**Data for this task**
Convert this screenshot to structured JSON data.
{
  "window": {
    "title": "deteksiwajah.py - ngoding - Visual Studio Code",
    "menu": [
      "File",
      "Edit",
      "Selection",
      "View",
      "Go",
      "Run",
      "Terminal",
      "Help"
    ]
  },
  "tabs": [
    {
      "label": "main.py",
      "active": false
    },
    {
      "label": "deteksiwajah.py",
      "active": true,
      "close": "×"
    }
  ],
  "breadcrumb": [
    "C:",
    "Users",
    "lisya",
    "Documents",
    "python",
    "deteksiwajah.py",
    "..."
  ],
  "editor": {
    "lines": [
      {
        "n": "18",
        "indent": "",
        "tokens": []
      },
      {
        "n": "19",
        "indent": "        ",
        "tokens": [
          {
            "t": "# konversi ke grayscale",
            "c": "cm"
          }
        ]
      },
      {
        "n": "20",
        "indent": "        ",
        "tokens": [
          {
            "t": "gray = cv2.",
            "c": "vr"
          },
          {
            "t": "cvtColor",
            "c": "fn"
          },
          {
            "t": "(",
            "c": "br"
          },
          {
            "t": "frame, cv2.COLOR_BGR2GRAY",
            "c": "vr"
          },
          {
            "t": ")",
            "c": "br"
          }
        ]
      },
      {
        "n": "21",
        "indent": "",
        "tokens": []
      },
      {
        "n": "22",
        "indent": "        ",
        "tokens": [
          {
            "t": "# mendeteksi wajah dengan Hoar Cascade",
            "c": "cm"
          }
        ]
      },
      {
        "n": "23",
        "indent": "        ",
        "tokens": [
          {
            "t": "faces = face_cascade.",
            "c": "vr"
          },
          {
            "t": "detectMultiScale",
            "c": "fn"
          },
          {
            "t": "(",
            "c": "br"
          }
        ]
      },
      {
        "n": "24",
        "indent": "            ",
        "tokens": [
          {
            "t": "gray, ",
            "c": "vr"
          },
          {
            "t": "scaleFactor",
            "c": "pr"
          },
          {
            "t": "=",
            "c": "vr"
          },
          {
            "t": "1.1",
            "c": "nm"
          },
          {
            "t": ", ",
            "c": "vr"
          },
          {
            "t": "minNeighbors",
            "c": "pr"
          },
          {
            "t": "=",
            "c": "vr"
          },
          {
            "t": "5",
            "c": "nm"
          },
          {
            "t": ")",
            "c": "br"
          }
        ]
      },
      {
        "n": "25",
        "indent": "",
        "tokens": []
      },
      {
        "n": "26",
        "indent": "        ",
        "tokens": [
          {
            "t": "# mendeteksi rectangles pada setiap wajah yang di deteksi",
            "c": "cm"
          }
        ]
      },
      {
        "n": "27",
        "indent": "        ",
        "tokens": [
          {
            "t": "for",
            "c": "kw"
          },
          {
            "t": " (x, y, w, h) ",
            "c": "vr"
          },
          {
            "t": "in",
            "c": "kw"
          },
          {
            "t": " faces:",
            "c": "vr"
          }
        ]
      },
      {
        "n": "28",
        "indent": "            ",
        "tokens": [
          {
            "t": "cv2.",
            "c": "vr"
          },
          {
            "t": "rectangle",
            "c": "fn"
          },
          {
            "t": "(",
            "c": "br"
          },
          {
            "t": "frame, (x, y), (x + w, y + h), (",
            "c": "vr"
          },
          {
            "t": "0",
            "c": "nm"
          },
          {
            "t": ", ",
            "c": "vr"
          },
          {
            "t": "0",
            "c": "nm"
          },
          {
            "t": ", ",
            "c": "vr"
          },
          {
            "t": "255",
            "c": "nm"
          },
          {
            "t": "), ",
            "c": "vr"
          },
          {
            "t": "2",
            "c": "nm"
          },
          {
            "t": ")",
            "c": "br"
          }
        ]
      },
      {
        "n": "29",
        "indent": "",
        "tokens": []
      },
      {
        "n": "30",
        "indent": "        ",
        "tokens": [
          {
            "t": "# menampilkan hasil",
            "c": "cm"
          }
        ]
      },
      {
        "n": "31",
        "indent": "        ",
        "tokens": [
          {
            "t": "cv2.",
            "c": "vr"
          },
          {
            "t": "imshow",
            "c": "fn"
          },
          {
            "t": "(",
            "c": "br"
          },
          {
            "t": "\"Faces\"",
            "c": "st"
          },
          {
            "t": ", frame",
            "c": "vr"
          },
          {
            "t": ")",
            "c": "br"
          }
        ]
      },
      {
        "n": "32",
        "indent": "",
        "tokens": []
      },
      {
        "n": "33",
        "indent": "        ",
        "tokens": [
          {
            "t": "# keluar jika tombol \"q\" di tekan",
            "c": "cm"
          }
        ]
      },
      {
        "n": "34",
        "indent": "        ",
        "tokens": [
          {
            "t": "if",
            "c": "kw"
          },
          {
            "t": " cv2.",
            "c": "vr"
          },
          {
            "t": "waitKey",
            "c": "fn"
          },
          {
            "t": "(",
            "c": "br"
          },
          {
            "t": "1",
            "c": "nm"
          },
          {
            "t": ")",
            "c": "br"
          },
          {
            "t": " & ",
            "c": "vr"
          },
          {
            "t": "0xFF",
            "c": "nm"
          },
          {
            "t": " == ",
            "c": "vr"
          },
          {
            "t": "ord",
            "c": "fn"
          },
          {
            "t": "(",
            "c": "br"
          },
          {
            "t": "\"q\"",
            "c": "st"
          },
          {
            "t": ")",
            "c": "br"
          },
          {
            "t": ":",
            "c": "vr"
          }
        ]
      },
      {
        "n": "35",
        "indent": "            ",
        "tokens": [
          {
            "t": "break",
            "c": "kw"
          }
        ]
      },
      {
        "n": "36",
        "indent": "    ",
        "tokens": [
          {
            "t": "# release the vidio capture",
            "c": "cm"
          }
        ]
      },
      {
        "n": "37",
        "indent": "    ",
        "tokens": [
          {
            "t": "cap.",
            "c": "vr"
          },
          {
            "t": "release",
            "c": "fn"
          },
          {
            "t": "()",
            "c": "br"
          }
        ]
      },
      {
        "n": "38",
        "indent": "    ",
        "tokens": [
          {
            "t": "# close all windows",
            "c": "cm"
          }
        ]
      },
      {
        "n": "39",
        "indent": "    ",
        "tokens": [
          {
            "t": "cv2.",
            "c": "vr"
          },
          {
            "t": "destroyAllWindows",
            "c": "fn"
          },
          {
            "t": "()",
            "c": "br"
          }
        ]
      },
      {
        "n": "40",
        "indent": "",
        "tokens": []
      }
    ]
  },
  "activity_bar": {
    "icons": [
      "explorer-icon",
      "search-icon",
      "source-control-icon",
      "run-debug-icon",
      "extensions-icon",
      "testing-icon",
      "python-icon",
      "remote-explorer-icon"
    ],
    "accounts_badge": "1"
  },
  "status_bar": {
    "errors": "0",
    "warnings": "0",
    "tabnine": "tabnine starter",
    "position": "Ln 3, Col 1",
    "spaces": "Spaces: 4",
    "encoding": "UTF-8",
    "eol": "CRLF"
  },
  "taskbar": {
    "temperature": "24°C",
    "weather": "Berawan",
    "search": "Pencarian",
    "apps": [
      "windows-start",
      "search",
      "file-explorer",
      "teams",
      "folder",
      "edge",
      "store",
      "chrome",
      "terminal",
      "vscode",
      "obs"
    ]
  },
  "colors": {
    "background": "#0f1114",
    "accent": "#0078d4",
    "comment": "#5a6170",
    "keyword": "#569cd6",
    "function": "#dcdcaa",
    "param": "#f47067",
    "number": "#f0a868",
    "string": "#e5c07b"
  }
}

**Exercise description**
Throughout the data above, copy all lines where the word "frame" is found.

**Task result**
            "t": "frame, cv2.COLOR_BGR2GRAY",
            "t": "frame, (x, y), (x + w, y + h), (",
            "t": ", frame",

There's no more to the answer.